Eric Flint’s long alternate history series, Ring of Fire, takes a new turn with this latest volume. A cruise ship in the Caribbean is struck by one of the time travel cataclysms we’ve seen before, and this one transports it to the eastern Mediterranean, and to just a couple of years after the death of Alexander the Great. The empire that Alexander built, stretching from Persia to Egypt, is about to undergo a devastating civil war as his various generals fight to secure their own power. And the crew and passengers of the cruise ship find themselves right in the middle of these devastating events.
Perturabo: The Hammer of Olympia by Guy Haley
If you have a taste for sensitive souls who put on heavy armour and suddenly turn into super-efficient killing machines, if you have a taste for stories about military units bashing the shit out of anything that gets in their way, then this could be the summer book for you. It’s the fourth and final part of Guy Haley’s Horus Heresies: Primarchs series, and in this episode the primarch of the Iron Warriors returns to his home planet, only to find rebellion breaking out. So he lets loose his Iron Warriors on the rebels, with the instruction to crush the rebellion by any means, even if it means destroying his own home.
At the Table of Wolves by Kay Kenyon
It’s never easy to tell where science fiction ends and fantasy begins. Over recent years we’ve seen an increasing number of science fictional alternate history stories, but in which the change in history has allowed in some form of the supernatural. The latest example is this intriguing conflation of spy story and superhero adventure. It is 1936, and a secret British research establishment is trying to discover how latent paranormal powers can be employed for the defence of the realm. One young woman is a test subject at the facility, where her power is to persuade people to reveal their secrets. Without training, she uncovers a Nazi plan to invade England, but the trouble is, no one believes her.
Raining Fire by Rajan Khanna
The third part of Rajan Khanna’s Ben Gold trilogy is a curious mixture of steampunk and zombies. Gold, our hero, is a former airship pilot who has lost everything, including the love of his life. It is a world where a global pandemic has turned huge numbers into the mindless, zombie-like Ferals, and now the evil scientists of Valhalla have found a way to use the disease as a weapon. When the massacre a town of innocents, it gives Gold a new purpose in life. But if he is to save the world, he has to find a way of reuniting with his old friends.
Tomorrow’s Kin by Nancy Kress

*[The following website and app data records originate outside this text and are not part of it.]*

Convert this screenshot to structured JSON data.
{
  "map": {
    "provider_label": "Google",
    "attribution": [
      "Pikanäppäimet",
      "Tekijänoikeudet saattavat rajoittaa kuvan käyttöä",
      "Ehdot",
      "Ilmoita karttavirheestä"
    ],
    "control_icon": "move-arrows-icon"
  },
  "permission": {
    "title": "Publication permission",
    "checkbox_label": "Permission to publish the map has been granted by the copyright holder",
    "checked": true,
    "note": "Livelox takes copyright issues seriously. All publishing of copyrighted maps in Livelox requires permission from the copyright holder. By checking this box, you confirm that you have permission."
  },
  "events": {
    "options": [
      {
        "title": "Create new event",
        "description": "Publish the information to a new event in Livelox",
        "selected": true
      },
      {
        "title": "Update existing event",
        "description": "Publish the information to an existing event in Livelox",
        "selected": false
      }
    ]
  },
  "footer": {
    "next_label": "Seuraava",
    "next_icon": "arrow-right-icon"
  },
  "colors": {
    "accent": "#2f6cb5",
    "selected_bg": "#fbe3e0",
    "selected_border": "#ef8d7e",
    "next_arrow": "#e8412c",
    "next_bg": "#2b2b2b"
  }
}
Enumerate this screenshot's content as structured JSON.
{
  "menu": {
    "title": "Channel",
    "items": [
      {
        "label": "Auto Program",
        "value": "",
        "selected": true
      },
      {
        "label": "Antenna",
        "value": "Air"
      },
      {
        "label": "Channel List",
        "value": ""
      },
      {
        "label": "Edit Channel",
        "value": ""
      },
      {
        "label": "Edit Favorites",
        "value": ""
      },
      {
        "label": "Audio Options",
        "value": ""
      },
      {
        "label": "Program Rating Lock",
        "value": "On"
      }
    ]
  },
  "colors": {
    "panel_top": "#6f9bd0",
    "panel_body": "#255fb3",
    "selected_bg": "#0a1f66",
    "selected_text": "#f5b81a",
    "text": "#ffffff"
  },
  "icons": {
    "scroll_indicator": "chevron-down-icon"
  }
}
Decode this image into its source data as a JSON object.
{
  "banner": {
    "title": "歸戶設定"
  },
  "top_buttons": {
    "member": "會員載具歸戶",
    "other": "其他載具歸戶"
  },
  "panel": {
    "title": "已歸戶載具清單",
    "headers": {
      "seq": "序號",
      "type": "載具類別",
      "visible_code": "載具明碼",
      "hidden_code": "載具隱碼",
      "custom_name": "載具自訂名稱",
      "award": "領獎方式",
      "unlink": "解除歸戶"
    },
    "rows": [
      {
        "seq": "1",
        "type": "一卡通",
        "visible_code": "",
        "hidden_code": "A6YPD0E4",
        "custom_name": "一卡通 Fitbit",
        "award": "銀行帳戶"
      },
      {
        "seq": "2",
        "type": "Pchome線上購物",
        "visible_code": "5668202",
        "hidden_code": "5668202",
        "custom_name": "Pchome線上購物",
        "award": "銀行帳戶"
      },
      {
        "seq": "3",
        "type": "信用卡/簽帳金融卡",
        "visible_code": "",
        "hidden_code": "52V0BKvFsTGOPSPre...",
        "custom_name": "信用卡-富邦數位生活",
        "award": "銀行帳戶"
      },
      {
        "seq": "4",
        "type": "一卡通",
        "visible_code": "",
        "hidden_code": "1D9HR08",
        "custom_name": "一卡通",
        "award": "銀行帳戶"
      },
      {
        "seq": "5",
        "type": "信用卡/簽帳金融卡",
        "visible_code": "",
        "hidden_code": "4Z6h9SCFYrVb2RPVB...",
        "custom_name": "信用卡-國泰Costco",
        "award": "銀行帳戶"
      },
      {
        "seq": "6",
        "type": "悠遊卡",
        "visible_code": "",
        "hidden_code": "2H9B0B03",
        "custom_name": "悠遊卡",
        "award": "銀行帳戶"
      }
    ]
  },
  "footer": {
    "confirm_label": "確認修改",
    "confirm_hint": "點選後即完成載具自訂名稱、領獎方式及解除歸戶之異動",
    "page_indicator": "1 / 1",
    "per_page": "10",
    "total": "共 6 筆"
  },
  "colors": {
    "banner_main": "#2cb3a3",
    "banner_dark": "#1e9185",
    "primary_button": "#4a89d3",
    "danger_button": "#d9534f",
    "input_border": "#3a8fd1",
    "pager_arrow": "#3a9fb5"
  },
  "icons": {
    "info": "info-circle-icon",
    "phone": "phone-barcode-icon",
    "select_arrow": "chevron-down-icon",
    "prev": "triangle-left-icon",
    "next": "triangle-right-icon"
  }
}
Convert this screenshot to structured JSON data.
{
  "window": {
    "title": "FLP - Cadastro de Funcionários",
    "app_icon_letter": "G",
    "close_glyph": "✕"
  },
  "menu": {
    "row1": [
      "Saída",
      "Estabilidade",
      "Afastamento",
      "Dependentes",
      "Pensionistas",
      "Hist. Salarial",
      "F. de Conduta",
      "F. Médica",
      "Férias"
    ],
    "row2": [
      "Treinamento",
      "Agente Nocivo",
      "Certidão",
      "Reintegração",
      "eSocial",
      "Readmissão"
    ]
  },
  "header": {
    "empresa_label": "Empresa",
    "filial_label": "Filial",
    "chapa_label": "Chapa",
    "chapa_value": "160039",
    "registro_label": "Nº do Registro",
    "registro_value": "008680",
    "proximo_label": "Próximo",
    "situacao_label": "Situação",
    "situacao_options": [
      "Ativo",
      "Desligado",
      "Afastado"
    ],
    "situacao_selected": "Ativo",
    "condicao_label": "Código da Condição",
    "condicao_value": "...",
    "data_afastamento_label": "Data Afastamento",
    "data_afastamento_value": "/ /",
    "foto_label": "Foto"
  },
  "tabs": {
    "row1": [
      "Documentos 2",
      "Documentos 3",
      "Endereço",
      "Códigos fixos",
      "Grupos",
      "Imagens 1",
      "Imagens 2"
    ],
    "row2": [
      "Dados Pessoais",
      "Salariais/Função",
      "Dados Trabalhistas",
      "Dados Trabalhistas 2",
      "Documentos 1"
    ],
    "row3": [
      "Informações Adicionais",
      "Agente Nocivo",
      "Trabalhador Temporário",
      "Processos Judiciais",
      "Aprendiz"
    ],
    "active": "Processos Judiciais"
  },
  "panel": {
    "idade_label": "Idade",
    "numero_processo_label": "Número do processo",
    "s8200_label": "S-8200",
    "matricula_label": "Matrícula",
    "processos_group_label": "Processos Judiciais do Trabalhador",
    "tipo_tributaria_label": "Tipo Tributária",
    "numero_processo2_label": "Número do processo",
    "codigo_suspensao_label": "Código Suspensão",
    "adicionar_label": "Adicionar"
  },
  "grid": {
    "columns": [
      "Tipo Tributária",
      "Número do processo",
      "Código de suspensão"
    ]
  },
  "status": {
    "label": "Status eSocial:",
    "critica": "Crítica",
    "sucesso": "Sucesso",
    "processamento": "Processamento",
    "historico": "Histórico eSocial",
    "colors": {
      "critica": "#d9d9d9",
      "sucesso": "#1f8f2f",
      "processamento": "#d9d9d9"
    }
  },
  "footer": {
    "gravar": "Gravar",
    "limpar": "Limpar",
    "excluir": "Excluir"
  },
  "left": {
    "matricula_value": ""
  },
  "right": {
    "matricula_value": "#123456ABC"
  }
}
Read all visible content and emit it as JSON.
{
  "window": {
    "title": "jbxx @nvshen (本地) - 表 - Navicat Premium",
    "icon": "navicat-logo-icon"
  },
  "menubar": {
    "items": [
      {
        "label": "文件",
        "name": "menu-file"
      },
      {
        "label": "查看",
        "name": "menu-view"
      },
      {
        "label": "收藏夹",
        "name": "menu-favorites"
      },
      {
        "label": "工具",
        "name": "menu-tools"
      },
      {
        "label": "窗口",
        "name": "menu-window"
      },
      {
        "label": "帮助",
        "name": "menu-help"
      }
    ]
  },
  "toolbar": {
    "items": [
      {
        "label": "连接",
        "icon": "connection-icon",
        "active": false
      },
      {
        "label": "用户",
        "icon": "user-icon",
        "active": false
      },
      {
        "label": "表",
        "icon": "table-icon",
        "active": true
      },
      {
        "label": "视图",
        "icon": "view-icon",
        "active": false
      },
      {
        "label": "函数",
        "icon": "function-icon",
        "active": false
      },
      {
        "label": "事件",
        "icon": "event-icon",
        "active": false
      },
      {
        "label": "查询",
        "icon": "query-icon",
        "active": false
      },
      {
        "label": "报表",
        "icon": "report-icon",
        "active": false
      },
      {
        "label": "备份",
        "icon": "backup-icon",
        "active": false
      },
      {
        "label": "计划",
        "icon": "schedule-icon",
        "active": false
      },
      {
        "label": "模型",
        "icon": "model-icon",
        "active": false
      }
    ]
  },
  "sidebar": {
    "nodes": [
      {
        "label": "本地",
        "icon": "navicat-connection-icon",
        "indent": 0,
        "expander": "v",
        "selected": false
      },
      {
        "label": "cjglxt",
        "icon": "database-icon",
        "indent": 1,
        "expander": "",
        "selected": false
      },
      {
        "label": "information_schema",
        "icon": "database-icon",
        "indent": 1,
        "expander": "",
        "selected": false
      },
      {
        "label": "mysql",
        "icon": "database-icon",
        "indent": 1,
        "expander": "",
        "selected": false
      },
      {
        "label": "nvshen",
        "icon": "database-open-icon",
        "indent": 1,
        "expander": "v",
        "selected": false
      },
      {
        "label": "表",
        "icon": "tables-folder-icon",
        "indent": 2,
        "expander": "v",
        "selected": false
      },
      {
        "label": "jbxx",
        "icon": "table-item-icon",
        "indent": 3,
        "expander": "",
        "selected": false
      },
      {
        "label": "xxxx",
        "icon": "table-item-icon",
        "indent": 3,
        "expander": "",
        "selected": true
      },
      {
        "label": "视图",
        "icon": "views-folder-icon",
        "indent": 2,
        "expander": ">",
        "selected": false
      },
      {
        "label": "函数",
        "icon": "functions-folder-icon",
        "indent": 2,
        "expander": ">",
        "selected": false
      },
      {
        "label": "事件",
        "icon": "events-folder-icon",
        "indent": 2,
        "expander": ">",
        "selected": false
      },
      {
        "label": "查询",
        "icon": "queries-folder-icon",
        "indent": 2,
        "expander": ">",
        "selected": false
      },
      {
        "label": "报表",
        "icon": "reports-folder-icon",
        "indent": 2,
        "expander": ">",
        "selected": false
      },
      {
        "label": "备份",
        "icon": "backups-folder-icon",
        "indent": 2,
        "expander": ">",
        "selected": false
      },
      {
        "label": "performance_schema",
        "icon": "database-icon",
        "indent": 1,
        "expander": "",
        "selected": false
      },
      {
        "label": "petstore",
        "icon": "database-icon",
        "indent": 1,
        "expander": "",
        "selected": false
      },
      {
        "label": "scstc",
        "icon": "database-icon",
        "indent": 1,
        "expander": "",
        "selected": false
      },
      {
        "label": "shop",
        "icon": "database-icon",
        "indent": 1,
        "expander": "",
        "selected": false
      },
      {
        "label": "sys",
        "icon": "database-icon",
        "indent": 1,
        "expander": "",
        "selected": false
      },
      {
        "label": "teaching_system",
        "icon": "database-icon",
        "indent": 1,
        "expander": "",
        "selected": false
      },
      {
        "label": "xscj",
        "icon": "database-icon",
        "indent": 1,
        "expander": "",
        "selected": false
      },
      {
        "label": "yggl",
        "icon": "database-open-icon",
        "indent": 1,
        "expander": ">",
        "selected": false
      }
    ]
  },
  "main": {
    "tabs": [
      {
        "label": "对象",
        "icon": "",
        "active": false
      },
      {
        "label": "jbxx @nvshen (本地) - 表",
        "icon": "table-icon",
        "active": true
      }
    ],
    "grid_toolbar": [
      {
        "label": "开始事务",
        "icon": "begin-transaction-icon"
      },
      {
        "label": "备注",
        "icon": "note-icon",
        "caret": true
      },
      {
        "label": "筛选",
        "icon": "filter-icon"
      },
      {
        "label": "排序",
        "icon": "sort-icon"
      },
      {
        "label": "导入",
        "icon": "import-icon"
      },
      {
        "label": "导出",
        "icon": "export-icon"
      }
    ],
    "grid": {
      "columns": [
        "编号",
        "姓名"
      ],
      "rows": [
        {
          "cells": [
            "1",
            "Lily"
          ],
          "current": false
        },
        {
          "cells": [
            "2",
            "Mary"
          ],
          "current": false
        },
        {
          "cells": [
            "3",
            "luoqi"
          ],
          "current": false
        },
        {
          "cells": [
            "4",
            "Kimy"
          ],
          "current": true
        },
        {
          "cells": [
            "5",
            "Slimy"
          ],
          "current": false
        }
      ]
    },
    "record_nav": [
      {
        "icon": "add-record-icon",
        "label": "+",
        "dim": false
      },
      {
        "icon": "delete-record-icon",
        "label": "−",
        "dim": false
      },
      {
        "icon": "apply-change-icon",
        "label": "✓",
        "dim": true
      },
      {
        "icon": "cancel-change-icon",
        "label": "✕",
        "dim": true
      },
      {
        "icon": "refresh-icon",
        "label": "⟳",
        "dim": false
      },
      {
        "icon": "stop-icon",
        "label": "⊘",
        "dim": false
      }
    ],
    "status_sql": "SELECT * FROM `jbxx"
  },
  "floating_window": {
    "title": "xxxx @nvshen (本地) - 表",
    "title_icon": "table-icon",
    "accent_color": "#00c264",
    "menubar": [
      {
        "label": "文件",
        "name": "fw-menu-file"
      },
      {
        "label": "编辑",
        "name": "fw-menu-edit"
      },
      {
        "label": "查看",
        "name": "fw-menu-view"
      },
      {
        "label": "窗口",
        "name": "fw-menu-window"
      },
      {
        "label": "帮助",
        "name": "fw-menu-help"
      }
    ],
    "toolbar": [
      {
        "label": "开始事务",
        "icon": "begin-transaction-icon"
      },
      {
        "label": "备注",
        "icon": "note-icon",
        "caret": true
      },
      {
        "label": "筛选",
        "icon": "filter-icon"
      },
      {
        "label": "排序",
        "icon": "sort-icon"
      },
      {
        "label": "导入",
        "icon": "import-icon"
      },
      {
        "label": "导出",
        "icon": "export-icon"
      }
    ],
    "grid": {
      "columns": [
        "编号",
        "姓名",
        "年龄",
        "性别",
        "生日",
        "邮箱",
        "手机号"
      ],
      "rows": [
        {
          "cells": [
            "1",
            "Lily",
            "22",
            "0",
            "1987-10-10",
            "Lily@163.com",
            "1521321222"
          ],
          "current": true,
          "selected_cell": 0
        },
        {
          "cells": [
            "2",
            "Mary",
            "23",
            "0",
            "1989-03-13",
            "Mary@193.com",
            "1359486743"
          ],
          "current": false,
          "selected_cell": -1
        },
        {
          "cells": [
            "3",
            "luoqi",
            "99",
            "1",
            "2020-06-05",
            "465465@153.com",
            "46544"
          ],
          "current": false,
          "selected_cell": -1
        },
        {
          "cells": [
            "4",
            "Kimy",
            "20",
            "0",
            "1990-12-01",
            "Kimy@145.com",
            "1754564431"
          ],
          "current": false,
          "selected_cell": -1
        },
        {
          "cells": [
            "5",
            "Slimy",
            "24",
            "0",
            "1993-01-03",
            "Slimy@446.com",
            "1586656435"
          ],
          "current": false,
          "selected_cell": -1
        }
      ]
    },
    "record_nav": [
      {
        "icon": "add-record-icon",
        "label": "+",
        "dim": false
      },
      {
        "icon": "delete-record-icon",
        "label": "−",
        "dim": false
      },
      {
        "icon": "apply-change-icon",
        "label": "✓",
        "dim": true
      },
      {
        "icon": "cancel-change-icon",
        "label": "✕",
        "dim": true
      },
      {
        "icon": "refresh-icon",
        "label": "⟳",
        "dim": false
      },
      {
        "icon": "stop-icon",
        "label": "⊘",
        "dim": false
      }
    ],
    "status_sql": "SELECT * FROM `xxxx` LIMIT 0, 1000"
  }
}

A couple of years ago, Nancy Kress won both the Nebula and Locus Awards for her novella, Yesterday’s Kin. Now she has expanded that novella to form the basis for her new trilogy, and this is the first volume. Aliens have landed in New York. Their arrival has, inevitably, aroused strong emotions, both pro and anti, and it isn’t helped that the aliens will allow only a very few selected people access to their platform in New York harbour. Then an obscure young geneticist is invited to join those on the platform. What she discovers there will change everything, because disaster is on the way and Earth’s scientists have only ten months to find a solution.
And that’s just part of the story. Look out for more of July’s books in the next few days.
From Nebula and Hugo Award–nominated Carolyn Ives Gilman comes Dark Orbit, a compelling novel featuring alien contact, mystery, and murder.
Reports of a strange, new habitable planet have reached the Twenty Planets of human civilization. When a team of scientists is assembled to investigate this world, exoethnologist Sara Callicot is recruited to keep an eye on an unstable crewmate.